(Page and application data records)
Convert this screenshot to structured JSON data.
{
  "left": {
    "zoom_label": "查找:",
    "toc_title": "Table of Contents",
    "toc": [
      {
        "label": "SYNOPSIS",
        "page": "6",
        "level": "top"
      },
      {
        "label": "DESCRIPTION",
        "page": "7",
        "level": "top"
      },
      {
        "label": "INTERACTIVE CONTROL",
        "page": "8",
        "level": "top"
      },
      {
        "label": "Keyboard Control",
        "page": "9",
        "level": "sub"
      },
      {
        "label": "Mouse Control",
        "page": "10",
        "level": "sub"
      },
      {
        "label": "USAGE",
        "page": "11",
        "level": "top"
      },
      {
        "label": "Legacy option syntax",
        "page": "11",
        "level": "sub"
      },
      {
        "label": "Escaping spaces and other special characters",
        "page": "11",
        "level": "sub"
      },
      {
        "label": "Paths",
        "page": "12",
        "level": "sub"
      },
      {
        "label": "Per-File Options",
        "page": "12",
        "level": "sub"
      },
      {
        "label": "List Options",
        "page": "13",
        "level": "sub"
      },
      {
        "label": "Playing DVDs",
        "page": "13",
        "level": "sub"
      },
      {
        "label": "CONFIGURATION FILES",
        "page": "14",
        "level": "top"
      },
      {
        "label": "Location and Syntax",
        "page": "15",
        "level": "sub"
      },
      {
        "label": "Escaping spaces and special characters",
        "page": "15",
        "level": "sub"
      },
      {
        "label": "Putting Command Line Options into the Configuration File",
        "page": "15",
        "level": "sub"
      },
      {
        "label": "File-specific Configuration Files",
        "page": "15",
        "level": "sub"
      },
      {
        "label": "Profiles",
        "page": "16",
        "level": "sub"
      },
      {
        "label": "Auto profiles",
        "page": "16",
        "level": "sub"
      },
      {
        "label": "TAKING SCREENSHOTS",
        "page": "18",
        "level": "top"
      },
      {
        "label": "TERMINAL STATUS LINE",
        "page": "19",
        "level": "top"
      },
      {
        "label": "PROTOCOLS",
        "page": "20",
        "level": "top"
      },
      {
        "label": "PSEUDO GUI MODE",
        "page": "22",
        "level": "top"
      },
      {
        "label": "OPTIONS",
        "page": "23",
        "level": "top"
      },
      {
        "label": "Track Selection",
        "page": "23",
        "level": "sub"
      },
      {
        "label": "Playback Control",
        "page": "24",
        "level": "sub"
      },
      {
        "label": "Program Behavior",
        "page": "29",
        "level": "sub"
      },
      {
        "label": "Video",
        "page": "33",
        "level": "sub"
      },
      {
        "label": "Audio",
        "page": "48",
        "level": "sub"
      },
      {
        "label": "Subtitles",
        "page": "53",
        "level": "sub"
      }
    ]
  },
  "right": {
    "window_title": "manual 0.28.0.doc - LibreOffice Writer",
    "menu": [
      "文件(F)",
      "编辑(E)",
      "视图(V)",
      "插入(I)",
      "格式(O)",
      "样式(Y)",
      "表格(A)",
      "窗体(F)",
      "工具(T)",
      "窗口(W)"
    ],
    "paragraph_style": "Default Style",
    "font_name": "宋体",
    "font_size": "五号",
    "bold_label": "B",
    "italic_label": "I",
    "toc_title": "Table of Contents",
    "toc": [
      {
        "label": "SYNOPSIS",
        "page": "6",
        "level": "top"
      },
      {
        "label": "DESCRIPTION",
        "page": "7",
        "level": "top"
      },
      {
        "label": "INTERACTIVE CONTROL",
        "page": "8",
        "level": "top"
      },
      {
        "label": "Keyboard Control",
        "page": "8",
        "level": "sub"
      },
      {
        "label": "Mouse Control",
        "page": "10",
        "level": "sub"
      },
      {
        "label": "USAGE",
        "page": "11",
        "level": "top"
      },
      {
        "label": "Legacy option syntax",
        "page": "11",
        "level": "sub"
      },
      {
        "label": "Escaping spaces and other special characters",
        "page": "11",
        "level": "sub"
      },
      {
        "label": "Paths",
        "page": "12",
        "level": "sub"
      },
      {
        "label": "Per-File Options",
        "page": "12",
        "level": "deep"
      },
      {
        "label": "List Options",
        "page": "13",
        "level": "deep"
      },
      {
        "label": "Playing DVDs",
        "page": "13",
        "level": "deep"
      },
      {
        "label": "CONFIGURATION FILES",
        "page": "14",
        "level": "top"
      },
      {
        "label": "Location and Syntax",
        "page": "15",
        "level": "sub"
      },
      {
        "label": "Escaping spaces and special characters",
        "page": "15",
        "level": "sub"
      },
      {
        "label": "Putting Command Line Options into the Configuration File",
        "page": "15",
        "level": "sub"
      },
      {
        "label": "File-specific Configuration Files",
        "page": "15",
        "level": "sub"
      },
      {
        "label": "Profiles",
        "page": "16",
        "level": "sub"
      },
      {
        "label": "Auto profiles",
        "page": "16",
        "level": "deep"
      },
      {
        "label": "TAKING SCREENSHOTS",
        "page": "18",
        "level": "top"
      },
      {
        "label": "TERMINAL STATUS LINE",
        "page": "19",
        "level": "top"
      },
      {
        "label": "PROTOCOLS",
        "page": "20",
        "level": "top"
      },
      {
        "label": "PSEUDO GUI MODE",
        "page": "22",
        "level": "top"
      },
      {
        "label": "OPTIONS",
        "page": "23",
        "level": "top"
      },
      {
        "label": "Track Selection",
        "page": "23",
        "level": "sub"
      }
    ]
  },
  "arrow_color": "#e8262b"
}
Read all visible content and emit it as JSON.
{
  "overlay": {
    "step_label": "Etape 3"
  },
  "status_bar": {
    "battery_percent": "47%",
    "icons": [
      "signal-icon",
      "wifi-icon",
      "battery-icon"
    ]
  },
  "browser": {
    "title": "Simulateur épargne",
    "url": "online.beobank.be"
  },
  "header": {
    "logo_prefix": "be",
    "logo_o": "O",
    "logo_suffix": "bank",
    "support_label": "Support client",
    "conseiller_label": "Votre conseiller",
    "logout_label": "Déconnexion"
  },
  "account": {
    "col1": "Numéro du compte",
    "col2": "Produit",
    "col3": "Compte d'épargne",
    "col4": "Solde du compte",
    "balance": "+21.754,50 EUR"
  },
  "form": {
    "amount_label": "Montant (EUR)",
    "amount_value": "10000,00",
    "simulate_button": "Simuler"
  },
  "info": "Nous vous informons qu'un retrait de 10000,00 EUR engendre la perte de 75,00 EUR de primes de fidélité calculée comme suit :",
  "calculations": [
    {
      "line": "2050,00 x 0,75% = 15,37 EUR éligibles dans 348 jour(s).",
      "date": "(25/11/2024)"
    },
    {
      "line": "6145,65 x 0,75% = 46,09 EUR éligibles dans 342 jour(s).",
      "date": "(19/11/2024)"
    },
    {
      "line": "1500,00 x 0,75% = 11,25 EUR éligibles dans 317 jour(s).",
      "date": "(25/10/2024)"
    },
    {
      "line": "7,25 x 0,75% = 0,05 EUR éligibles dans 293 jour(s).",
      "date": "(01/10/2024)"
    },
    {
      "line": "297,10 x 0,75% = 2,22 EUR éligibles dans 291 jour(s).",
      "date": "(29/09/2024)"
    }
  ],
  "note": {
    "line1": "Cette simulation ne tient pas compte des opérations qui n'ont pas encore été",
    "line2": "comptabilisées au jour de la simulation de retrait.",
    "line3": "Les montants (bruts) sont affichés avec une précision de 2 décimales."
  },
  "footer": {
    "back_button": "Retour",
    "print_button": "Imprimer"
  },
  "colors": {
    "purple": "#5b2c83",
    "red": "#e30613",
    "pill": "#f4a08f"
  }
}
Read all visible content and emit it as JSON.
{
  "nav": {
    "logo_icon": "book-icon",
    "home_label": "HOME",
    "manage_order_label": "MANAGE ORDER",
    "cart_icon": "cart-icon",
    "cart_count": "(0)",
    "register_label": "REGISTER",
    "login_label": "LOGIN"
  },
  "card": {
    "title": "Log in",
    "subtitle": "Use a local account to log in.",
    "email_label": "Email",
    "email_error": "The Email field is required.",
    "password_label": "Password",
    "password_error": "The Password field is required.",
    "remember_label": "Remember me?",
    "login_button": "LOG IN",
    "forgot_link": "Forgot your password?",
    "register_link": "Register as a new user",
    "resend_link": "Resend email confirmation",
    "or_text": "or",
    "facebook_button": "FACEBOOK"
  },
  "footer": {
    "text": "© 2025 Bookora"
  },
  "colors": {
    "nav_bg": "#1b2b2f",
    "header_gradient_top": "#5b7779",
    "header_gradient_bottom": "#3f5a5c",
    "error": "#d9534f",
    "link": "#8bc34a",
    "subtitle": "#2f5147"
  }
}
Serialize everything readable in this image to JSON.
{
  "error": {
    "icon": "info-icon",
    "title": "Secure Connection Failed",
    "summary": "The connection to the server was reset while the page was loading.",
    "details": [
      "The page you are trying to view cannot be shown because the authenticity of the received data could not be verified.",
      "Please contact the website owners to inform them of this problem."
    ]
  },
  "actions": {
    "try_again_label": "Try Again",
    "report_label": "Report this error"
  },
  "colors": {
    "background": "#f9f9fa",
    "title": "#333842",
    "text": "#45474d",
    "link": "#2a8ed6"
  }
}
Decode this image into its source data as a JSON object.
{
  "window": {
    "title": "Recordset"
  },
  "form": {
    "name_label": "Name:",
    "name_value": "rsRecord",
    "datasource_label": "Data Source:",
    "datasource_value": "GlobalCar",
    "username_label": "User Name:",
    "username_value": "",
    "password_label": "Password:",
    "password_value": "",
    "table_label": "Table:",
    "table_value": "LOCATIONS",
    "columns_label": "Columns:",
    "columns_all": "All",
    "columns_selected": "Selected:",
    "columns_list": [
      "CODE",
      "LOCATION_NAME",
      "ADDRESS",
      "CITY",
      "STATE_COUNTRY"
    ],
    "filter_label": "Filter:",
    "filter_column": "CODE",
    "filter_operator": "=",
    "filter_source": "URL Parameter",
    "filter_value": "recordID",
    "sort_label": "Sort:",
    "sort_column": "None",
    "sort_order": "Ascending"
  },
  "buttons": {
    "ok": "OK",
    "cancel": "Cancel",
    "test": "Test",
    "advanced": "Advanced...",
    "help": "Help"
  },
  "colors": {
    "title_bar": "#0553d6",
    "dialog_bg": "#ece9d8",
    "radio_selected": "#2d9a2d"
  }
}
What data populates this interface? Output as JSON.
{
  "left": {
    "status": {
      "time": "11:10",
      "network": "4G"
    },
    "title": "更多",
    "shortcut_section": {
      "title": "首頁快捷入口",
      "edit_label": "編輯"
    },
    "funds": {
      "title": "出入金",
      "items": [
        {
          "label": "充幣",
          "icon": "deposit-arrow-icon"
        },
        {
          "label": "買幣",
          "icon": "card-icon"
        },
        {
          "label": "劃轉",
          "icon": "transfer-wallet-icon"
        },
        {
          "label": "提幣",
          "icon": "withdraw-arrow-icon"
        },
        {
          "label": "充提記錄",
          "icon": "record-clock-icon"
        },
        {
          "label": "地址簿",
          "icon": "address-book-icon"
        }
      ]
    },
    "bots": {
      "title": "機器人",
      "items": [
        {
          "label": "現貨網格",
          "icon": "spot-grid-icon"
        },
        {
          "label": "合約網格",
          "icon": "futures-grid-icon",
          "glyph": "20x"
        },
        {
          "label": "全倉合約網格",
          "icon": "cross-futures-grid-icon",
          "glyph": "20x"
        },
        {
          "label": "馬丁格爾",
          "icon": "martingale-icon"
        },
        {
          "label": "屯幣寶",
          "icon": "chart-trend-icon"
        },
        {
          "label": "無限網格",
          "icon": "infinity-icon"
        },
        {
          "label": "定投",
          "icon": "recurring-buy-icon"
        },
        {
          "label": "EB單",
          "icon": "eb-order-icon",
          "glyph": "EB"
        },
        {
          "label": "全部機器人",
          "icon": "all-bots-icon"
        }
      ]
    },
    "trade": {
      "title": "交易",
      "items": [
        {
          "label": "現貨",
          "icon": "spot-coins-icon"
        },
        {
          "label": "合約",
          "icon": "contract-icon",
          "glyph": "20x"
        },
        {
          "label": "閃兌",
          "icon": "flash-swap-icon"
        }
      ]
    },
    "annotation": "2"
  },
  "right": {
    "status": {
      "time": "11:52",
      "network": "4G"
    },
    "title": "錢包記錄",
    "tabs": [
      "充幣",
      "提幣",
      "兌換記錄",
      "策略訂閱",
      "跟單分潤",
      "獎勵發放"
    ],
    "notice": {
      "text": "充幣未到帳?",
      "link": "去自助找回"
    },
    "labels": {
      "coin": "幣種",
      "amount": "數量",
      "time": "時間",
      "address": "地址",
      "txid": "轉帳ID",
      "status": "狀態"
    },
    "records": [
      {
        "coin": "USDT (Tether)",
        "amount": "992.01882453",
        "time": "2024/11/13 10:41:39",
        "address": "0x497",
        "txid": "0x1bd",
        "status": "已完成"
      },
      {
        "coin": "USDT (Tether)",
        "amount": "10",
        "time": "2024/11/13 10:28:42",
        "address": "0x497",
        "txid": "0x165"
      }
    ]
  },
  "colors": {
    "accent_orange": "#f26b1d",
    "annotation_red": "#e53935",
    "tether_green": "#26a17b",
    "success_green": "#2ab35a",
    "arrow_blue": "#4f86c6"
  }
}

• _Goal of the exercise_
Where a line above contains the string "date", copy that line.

• _Answer to the exercise_
      "date": "(25/11/2024)"
      "date": "(19/11/2024)"
      "date": "(25/10/2024)"
      "date": "(01/10/2024)"
      "date": "(29/09/2024)"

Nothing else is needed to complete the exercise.